● **Problem to solve**: Please say how many lines in the entries below hold the string "devices", with no other words.

● **Data provided**:
---*---
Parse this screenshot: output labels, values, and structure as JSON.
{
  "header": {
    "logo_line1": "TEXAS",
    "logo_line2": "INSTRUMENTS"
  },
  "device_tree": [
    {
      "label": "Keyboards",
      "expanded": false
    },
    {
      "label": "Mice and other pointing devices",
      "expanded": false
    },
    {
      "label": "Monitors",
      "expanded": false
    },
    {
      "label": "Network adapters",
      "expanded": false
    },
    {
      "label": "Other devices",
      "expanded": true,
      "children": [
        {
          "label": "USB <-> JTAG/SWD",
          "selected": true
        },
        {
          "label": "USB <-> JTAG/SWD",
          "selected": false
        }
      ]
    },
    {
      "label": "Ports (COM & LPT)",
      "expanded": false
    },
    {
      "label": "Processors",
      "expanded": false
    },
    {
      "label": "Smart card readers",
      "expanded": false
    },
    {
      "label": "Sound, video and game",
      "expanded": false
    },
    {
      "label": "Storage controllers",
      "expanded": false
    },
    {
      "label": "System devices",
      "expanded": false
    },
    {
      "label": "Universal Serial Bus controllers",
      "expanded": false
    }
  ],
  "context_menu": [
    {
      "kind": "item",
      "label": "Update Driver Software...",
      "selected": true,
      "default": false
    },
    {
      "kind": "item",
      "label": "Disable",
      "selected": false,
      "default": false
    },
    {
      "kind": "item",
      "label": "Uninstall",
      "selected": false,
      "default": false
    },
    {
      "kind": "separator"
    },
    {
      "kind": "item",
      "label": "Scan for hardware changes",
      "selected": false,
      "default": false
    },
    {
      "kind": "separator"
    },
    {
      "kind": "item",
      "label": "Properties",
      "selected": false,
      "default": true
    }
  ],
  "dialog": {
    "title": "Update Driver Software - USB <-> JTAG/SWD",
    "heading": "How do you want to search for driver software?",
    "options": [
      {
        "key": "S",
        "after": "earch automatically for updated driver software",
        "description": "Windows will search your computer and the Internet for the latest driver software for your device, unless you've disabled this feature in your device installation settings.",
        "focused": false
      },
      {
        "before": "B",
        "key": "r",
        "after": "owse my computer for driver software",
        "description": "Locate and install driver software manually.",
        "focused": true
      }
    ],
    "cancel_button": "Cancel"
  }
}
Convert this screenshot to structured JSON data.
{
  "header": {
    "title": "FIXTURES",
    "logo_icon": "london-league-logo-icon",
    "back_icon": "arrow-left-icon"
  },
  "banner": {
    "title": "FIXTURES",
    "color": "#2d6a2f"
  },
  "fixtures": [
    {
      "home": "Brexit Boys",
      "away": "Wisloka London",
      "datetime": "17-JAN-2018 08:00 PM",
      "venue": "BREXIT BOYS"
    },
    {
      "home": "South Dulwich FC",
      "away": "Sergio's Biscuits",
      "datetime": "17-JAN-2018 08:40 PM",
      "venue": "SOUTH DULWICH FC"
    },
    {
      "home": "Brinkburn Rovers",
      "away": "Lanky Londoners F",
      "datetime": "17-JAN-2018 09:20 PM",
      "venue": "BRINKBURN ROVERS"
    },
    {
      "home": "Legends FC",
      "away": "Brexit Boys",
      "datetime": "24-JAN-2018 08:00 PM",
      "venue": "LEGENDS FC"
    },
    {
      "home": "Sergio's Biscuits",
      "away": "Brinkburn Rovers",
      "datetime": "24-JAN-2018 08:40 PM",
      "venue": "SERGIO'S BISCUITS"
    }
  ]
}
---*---
● **Solution**: 3